Saturday, October 2, 2010
The second book back and I feel the swing coming back like riding a bicycle or throwing a ball. The rust at first, the muscles aren't ready for it yet, but you'll pick it up, and everything will make sense after all. Ironweed was one of the Pulitzers that I put down back in April, but I don't know why I never finished it. Kennedy is a masterful writer who chose a subject matter that is definitely in his 'wheel house' to 'steal' a baseball term. Ironweed is a gorgeous story, filled with pathos and high drama. Kennedy takes within his scope all of humanity. Kennedy writes at times a slight stutter, he gets in his singularly one or two paragraphs towards the end a little 'Professorial' bringing into his novel some 'English majory' stuff which didn't belong there, but other than that rough edge. Other than that, the prose is stunning. The main characters Francis and Helen dance together beautifully throughout their tangled love story, which could be placed amongst the most moving true romances of 20th century fiction. Francis' leaving scene brought tears to my eyes. It is stunning. It is a perfect ending. It is a perfect ending. Kennedy must have written it first, because it is written too perfectly. I was just in awe of everything, every word, every image was so tight, so crafted, so polished. It was perfect. I cannot express that enough. Some moments weren't perfect, they were good, just not perfect, but the ending was perfect, breath-taking, life affirming, like you are alive and so are the words and you dance together in a vivacious waltz of literary magic. So on that note this book makes a ruthless ascent into my top 10 novels of all time.

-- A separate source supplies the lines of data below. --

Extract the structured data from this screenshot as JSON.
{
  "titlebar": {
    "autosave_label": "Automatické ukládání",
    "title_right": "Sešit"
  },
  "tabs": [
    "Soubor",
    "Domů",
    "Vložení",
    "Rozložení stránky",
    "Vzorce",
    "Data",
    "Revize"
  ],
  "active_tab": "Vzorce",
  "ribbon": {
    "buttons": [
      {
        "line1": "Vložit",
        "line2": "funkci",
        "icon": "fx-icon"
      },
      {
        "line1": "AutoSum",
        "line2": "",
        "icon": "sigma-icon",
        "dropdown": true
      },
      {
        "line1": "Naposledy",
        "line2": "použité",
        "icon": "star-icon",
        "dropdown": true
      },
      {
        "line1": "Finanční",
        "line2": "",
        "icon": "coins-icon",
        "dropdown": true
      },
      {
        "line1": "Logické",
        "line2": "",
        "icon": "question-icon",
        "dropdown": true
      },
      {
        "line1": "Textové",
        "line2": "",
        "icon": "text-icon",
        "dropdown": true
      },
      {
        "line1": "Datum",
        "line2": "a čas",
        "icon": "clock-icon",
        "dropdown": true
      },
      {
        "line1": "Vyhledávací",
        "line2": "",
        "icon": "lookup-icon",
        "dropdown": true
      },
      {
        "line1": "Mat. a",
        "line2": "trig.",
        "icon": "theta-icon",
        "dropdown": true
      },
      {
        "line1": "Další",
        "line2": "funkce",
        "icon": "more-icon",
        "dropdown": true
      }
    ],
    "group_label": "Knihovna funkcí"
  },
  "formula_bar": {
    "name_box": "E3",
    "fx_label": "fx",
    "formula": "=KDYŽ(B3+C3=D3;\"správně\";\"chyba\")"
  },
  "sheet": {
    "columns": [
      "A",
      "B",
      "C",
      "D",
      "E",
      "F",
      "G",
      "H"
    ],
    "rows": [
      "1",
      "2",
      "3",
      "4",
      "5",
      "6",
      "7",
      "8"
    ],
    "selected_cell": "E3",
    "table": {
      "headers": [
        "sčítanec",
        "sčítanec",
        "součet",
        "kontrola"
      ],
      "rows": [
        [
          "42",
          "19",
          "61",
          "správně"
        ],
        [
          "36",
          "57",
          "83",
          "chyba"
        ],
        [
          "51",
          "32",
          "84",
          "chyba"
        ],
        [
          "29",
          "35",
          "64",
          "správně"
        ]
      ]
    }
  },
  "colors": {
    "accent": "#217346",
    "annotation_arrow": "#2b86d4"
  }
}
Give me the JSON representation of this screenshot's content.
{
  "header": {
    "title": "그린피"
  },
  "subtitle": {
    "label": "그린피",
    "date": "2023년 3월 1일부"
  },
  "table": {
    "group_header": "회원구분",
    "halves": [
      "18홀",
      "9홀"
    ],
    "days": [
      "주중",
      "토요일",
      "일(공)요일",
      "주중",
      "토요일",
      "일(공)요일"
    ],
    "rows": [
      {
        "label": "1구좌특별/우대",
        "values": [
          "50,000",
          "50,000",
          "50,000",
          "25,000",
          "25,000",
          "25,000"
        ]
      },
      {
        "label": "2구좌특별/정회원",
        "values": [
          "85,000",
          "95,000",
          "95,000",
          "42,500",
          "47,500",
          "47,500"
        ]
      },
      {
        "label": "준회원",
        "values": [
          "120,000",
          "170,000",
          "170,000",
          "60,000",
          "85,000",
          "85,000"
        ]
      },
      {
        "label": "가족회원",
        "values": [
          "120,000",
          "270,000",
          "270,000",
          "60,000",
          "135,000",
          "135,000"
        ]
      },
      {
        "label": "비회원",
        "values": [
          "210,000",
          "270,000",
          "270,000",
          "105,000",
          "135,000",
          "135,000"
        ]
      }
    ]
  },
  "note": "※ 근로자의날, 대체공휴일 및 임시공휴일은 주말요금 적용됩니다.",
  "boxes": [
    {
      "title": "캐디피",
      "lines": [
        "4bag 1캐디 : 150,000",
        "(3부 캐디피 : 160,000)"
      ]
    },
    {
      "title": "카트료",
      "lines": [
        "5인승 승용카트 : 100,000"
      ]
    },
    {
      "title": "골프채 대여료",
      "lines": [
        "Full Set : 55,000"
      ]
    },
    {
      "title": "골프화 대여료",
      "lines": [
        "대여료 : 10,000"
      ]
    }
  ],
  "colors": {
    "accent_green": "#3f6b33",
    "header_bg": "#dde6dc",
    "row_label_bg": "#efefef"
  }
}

In closing, you will stand back from this novel and watch as Kennedy hammers every scene, every exchange, every image with power and confidence that to a lesser writer this story could have been smarmy and melodramatic. But in my mind's eye watching Francis, in a dirty 'new' suit, carrying a dying old raggety bum across the city piggy back was breath-taking. Just thinking about that scene makes one laugh, Francis a bum finds some old clothes of his in a suitcase, and the things that he chooses to wear on the bum is an old-fashioned suit that he wears to a homeless encampment called The Jungle which is raided by 'Raiders', a nameless faceless foe, and gathers together his dying friend and carries all the way back across the city to a hospital. It is incredible in the most unlikely situation every put to paper, but Kennedy makes you believe it. There were so many times throughout the novel that I wanted to break away and criticize as anyone who reads these entries will attest to I criticize these novels harshly because they were nominated as the GREATEST NOVEL WRITTEN IN A GIVEN YEAR, so I don't think my critique of them can be too harsh, but back to my point, there were several scenes that I was skeptical at first but Kennedy doesn't let you pull away, he keeps you engage and needs for you to believe him, and you do, you always do, like Helen singing in the bar, and Francis' ghost stories, they jar a bit at their predictability, but they turn out like gems.